Precautions should include:
- Safe methods of working.
- Ventilation requirements.
- Safe handling and storage.
- The personal protective equipment (PPE) and respiratory protective equipment (RPE) required.
- What to do if there is an emergency, such as a spillage or fire.
- First-aid measures if a person comes into contact with a substance.
- Giving workers appropriate training, information and instruction on COSHH.
- Any monitoring and health surveillance requirements.
- Maintaining control measures to ensure that they are working effectively.
Our COSHH awareness training course provides further information on how to control the risks of hazardous substances. Further information can be found here.
It is clear that employers are going to have to adapt to a new way of working in the wake of the COVID-19 pandemic. As coronavirus is classed as a hazardous substance, employers will need to comply with the COSHH regulations and other general health and safety legislation to ensure that their workplace is COVID-secure.

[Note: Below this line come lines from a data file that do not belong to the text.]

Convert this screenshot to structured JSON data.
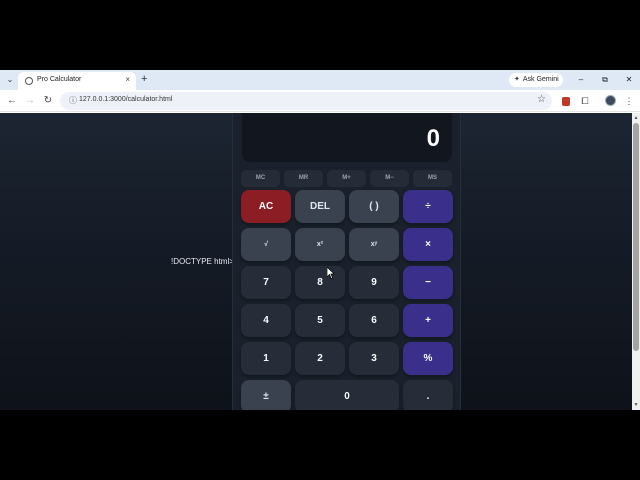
{
  "browser": {
    "tab_list_icon": "chevron-down-icon",
    "tab": {
      "title": "Pro Calculator",
      "close": "×"
    },
    "new_tab": "+",
    "gemini_label": "Ask Gemini",
    "window_controls": {
      "minimize": "–",
      "restore": "⧉",
      "close": "✕"
    },
    "nav": {
      "back": "←",
      "forward": "→",
      "reload": "↻"
    },
    "url": "127.0.0.1:3000/calculator.html",
    "bookmark": "☆"
  },
  "page": {
    "stray_text": "!DOCTYPE html>"
  },
  "calculator": {
    "display": {
      "expression": "0",
      "result": "0"
    },
    "memory": [
      "MC",
      "MR",
      "M+",
      "M−",
      "MS"
    ],
    "keys": {
      "ac": "AC",
      "del": "DEL",
      "parens": "( )",
      "divide": "÷",
      "sqrt": "√",
      "square": "x²",
      "power": "xʸ",
      "multiply": "×",
      "seven": "7",
      "eight": "8",
      "nine": "9",
      "minus": "−",
      "four": "4",
      "five": "5",
      "six": "6",
      "plus": "+",
      "one": "1",
      "two": "2",
      "three": "3",
      "percent": "%",
      "negate": "±",
      "zero": "0",
      "decimal": "."
    },
    "colors": {
      "body": "#1a212c",
      "number_key": "#262d39",
      "function_key": "#3a4250",
      "operator_key": "#3a2f8a",
      "clear_key": "#8c1d24"
    }
  }
}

The HSE are inspecting workplaces to ensure that employers are protecting their staff and others from the risks of COVID-19. Therefore, it is vital that employers manage the risks in accordance with the law and government guidance. The first step is to conduct a COVID-19 risk assessment and, from this, put any necessary control measures in place to protect against the coronavirus itself and any other hazardous substances. Employers should already be managing other health and safety risks, such as COSHH, within the premises.

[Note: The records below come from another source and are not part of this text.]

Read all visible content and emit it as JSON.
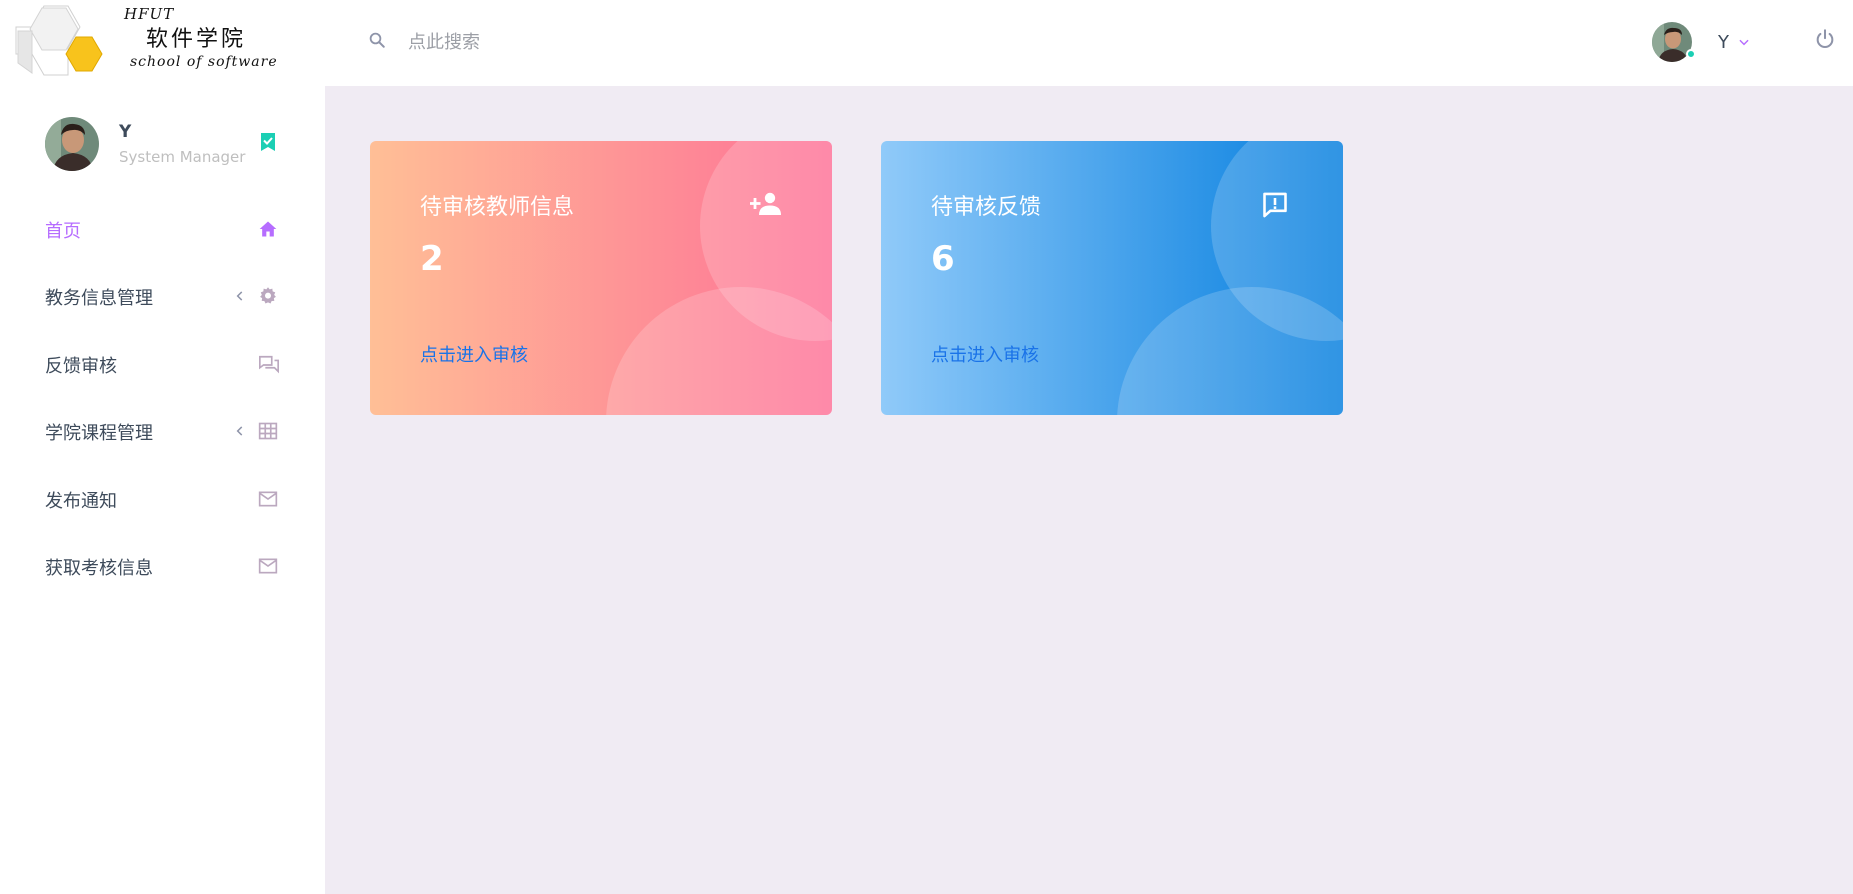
{
  "brand": {
    "hfut": "HFUT",
    "name_cn": "软件学院",
    "name_en": "school of software",
    "hex_colors": {
      "grey": "#e9e9e9",
      "yellow": "#f8c31c"
    }
  },
  "search": {
    "icon": "search-icon",
    "placeholder": "点此搜索",
    "value": ""
  },
  "header": {
    "user_name": "Y",
    "online_color": "#1bcfb4",
    "caret_icon": "chevron-down-icon",
    "power_icon": "power-icon"
  },
  "sidebar": {
    "profile": {
      "name": "Y",
      "role": "System Manager",
      "badge_icon": "bookmark-check-icon"
    },
    "items": [
      {
        "label": "首页",
        "icon": "home-icon",
        "active": true,
        "has_arrow": false
      },
      {
        "label": "教务信息管理",
        "icon": "gear-icon",
        "active": false,
        "has_arrow": true
      },
      {
        "label": "反馈审核",
        "icon": "forum-icon",
        "active": false,
        "has_arrow": false
      },
      {
        "label": "学院课程管理",
        "icon": "table-icon",
        "active": false,
        "has_arrow": true
      },
      {
        "label": "发布通知",
        "icon": "email-icon",
        "active": false,
        "has_arrow": false
      },
      {
        "label": "获取考核信息",
        "icon": "email-icon",
        "active": false,
        "has_arrow": false
      }
    ]
  },
  "cards": [
    {
      "title": "待审核教师信息",
      "value": "2",
      "link": "点击进入审核",
      "icon": "account-plus-icon",
      "gradient": [
        "#ffbf96",
        "#fe7096"
      ]
    },
    {
      "title": "待审核反馈",
      "value": "6",
      "link": "点击进入审核",
      "icon": "message-alert-icon",
      "gradient": [
        "#90caf9",
        "#047edf"
      ]
    }
  ],
  "colors": {
    "accent": "#b66dff",
    "background": "#f0ebf3",
    "link": "#1a73e8"
  }
}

We know that COVID-19 is a life-threatening disease, particularly for those who are classed as vulnerable. Many workers are understandably going to feel anxious about catching the virus and potentially spreading it to their loved ones. Therefore, employers not only have a legal duty to protect their staff and others, they also have a moral obligation. We should all go home at the end of the working day safe and healthy. By making the workplace COVID-secure, this will hopefully put workers’ minds at ease. It will also show them that they have an employer who cares about their health, safety and welfare.